‘My whole body was numb’ - Mother tells of trauma of losing her baby girl
“I had dreams of her crying. It felt so real.”
Those were the words of a Lowestoft mother as she recalled the trauma of losing her daughter Lexi just over a year ago.
Tameira Eagle, 19, spoke out to mark Baby Loss Awareness Week this week.
The teenager found out she was pregnant when she was just 17 and although it came as a surprise, as her and boyfriend Jordan Bucknole had always used protection, she was excited to welcome her daughter to the world.
Tameira said: “I was shocked and happy at the same time.”
Her pregnancy passed without any problems and finally on September 28 last year she was taken to the James Paget University Hospital (JPUH), in Gorleston, to be induced.
Three days later Tameira had still not had her baby, or been moved to the delivery suite for her waters to be broken, despite asking to be.
But as it was her birthday, she left the ward to have lunch in the hospital cafe with her family.
Tameira said: “I could feel my baby moving but when I went back to the ward after having some lunch [one of the midwives] said she could pick up baby’s movement but my contractions were not picking up.”
Clinicians tried another machine and put Tameira on a drip but then a heartbeat could not be found.
She said: “[The midwife] put me in god knows how many positions and she couldn’t find anything, she called over a consultant, that’s when he told me there was nothing that could be done.”
Distraught, Tameira and Jordan went home for the night to process the devastating events.
But they faced the traumatic prospect of returning to the hospital the next day as they were told Tameira would still need to deliver Lexi.
“My whole body was numb,” she said.
Tameira had to endure 15 hours of labour the next day before finally doctors performed a C-section and Lexi Georgia Mae Bucknole was born at around 2am.
Little Lexi was put straight into an incubator and taken to Tameira’s room.
“They kept asking me if I wanted to see her,” she said. “But I couldn’t get the strength.

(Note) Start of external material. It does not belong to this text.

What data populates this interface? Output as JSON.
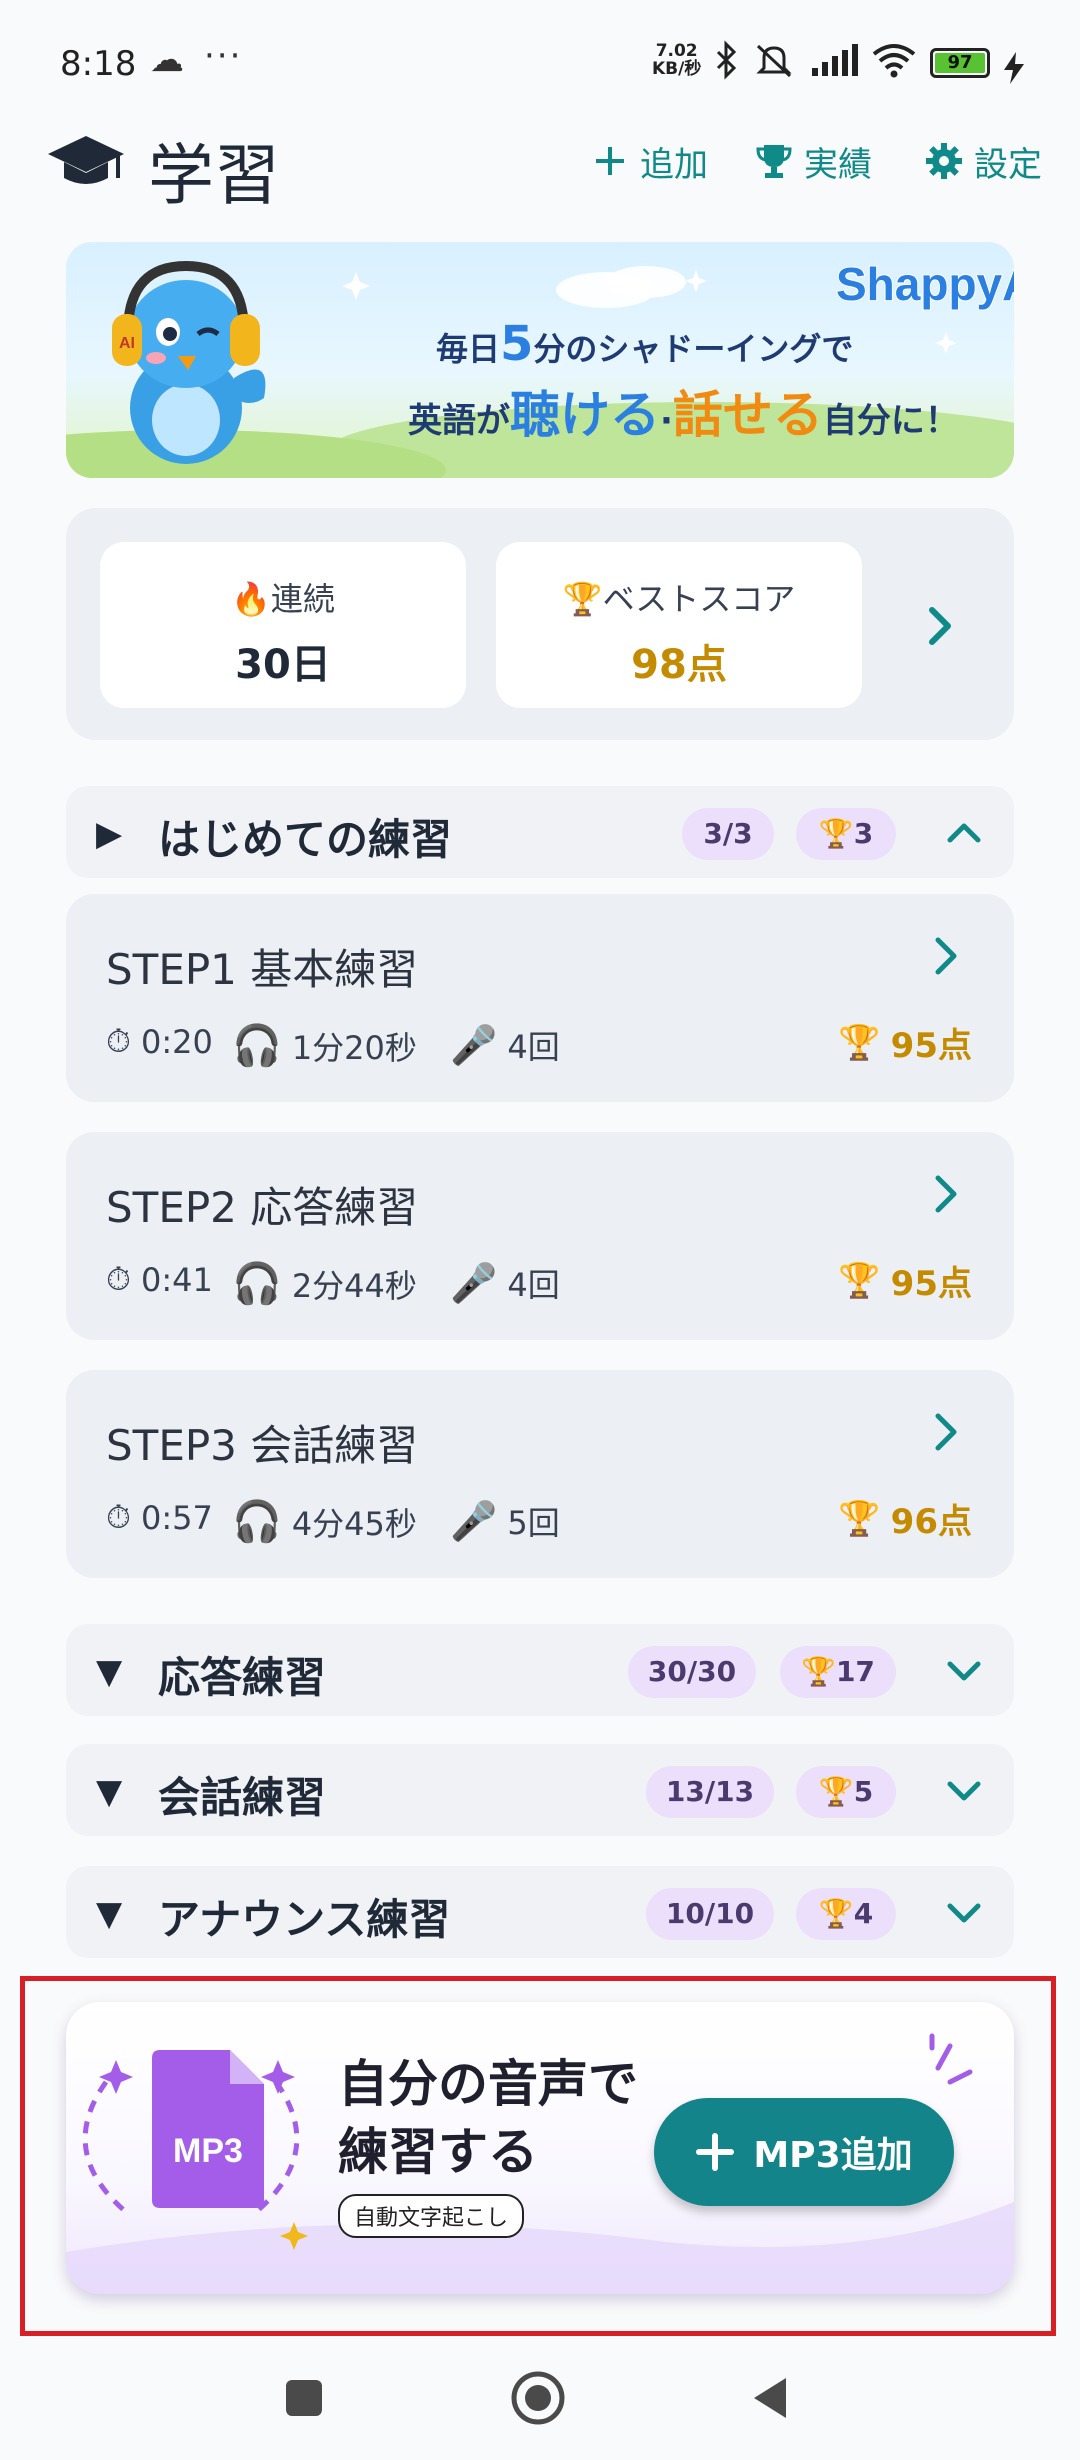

I couldn’t even look at her, it was the worry of not knowing what I was going to see and what she was going to look like.
“For those nights she was in my room, when I would try to sleep at night I would get these dreams of her crying, it felt so real to me.”
Tameira was also scared she would not feel anything if she held her daughter, but on her final day in hospital, she said she “got the courage to hold Lexi”.
She said: “I wanted to hold her before I left or I would have regretted it, but it just broke my heart even more because I couldn’t take her home.”
Tameira and Jordan visited Lexi in the bereavement suite every two days until her funeral.
And the couple are now keeping her memory alive my donating baby clothes to the suite so parents can dress their children.
Tameira said she was still struggling to come to terms with Lexi’s death.
“You feel the guilty and you know you shouldn’t because you know it’s not your fault but when you go through something like that you can’t help it,” she said.
“I won’t ever stop feeling the guilt, I still feel it to this day. There’s not a day where I don’t think about what happened.”
Tameira is now pregnant again, with a baby girl due in January, although she expects to be induced earlier.
“I have been worried,” she said. “I’m always asking to see my midwife for scans.”
She said her advice to anyone else who had lost a baby was to ask for professional help.
“Don’t hold it in,” she said. “I made that mistake of not getting the help and now I find myself crying when I’m on my own most of the time.”
• If you need help with pregnancy or baby loss, visit www.timenorfolk.org.uk or call 03333 058552, or visit www.foundationforinfantloss.co.uk.
If you value what this story gives you, please consider supporting the Eastern Daily Press. Click the link in the orange box above for details.